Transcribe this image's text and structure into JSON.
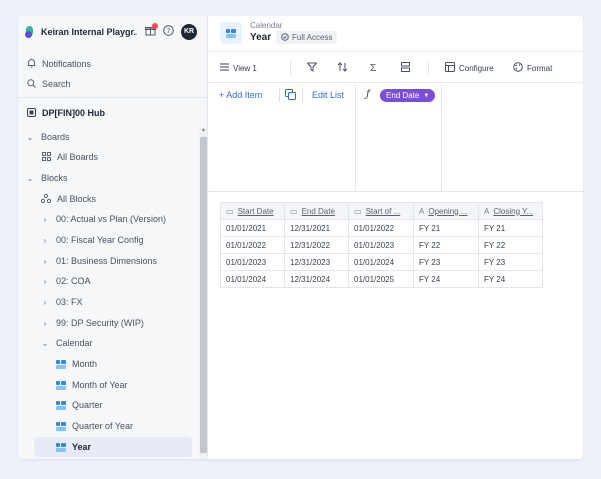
{
  "workspace": {
    "name": "Keiran Internal Playgr...",
    "avatar_initials": "KR",
    "icons": [
      "gift-icon",
      "help-icon"
    ]
  },
  "sidebar": {
    "notifications": "Notifications",
    "search": "Search",
    "hub": "DP[FIN]00 Hub",
    "boards": {
      "label": "Boards",
      "items": [
        "All Boards"
      ]
    },
    "blocks": {
      "label": "Blocks",
      "all_blocks": "All Blocks",
      "folders": [
        "00: Actual vs Plan (Version)",
        "00: Fiscal Year Config",
        "01: Business Dimensions",
        "02: COA",
        "03: FX",
        "99: DP Security (WIP)"
      ],
      "calendar": {
        "label": "Calendar",
        "items": [
          "Month",
          "Month of Year",
          "Quarter",
          "Quarter of Year",
          "Year"
        ],
        "selected": "Year"
      }
    }
  },
  "header": {
    "breadcrumb": "Calendar",
    "title": "Year",
    "access": "Full Access"
  },
  "toolbar": {
    "view": "View 1",
    "configure": "Configure",
    "format": "Format"
  },
  "block": {
    "add_item": "+ Add Item",
    "edit_list": "Edit List",
    "formula_symbol": "ƒ",
    "chip": "End Date"
  },
  "grid": {
    "columns": [
      "Start Date",
      "End Date",
      "Start of ...",
      "Opening ...",
      "Closing Y..."
    ],
    "rows": [
      [
        "01/01/2021",
        "12/31/2021",
        "01/01/2022",
        "FY 21",
        "FY 21"
      ],
      [
        "01/01/2022",
        "12/31/2022",
        "01/01/2023",
        "FY 22",
        "FY 22"
      ],
      [
        "01/01/2023",
        "12/31/2023",
        "01/01/2024",
        "FY 23",
        "FY 23"
      ],
      [
        "01/01/2024",
        "12/31/2024",
        "01/01/2025",
        "FY 24",
        "FY 24"
      ]
    ]
  },
  "colors": {
    "accent": "#2c6fd6",
    "chip": "#7a4fd6",
    "block_icon": "#2e8bdc"
  }
}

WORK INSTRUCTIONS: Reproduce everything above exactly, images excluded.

RESPONSE TO THIS TASK:
Transcribe this image's text and structure into JSON.
{
  "workspace": {
    "name": "Keiran Internal Playgr...",
    "avatar_initials": "KR",
    "icons": [
      "gift-icon",
      "help-icon"
    ]
  },
  "sidebar": {
    "notifications": "Notifications",
    "search": "Search",
    "hub": "DP[FIN]00 Hub",
    "boards": {
      "label": "Boards",
      "items": [
        "All Boards"
      ]
    },
    "blocks": {
      "label": "Blocks",
      "all_blocks": "All Blocks",
      "folders": [
        "00: Actual vs Plan (Version)",
        "00: Fiscal Year Config",
        "01: Business Dimensions",
        "02: COA",
        "03: FX",
        "99: DP Security (WIP)"
      ],
      "calendar": {
        "label": "Calendar",
        "items": [
          "Month",
          "Month of Year",
          "Quarter",
          "Quarter of Year",
          "Year"
        ],
        "selected": "Year"
      }
    }
  },
  "header": {
    "breadcrumb": "Calendar",
    "title": "Year",
    "access": "Full Access"
  },
  "toolbar": {
    "view": "View 1",
    "configure": "Configure",
    "format": "Format"
  },
  "block": {
    "add_item": "+ Add Item",
    "edit_list": "Edit List",
    "formula_symbol": "ƒ",
    "chip": "End Date"
  },
  "grid": {
    "columns": [
      "Start Date",
      "End Date",
      "Start of ...",
      "Opening ...",
      "Closing Y..."
    ],
    "rows": [
      [
        "01/01/2021",
        "12/31/2021",
        "01/01/2022",
        "FY 21",
        "FY 21"
      ],
      [
        "01/01/2022",
        "12/31/2022",
        "01/01/2023",
        "FY 22",
        "FY 22"
      ],
      [
        "01/01/2023",
        "12/31/2023",
        "01/01/2024",
        "FY 23",
        "FY 23"
      ],
      [
        "01/01/2024",
        "12/31/2024",
        "01/01/2025",
        "FY 24",
        "FY 24"
      ]
    ]
  },
  "colors": {
    "accent": "#2c6fd6",
    "chip": "#7a4fd6",
    "block_icon": "#2e8bdc"
  }
}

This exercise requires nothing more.